### Task goal
Where in the entries below does "forever" appear? Copy every line that has it.

[Website and app data records]
»»

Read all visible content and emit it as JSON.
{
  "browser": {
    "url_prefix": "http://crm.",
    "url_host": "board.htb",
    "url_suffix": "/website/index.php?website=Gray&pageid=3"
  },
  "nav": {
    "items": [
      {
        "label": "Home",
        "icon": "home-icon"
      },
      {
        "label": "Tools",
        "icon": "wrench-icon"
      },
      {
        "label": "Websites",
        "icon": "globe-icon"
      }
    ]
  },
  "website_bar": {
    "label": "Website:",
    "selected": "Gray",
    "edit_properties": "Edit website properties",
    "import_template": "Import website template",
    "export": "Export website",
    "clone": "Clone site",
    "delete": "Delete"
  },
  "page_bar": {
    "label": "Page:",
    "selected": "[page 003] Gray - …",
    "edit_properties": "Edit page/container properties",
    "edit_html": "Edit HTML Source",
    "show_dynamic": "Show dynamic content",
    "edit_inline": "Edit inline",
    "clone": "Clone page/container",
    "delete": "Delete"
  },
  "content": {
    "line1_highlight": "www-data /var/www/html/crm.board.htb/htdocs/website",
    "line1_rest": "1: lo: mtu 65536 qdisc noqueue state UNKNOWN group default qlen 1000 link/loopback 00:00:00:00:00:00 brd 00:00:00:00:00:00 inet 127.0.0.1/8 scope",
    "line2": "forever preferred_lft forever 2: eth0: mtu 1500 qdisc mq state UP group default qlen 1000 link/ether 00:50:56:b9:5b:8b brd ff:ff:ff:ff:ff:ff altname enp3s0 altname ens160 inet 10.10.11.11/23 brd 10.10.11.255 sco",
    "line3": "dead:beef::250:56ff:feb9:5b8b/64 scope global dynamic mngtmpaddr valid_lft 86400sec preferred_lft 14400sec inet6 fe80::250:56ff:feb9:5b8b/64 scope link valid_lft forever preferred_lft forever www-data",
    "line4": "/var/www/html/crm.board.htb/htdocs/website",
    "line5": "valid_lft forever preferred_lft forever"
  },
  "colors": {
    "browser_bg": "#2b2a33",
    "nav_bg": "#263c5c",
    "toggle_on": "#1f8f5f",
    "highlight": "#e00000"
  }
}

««

### Answer to the problem
    "line2": "forever preferred_lft forever 2: eth0: mtu 1500 qdisc mq state UP group default qlen 1000 link/ether 00:50:56:b9:5b:8b brd ff:ff:ff:ff:ff:ff altname enp3s0 altname ens160 inet 10.10.11.11/23 brd 10.10.11.255 sco",
    "line3": "dead:beef::250:56ff:feb9:5b8b/64 scope global dynamic mngtmpaddr valid_lft 86400sec preferred_lft 14400sec inet6 fe80::250:56ff:feb9:5b8b/64 scope link valid_lft forever preferred_lft forever www-data",
    "line5": "valid_lft forever preferred_lft forever"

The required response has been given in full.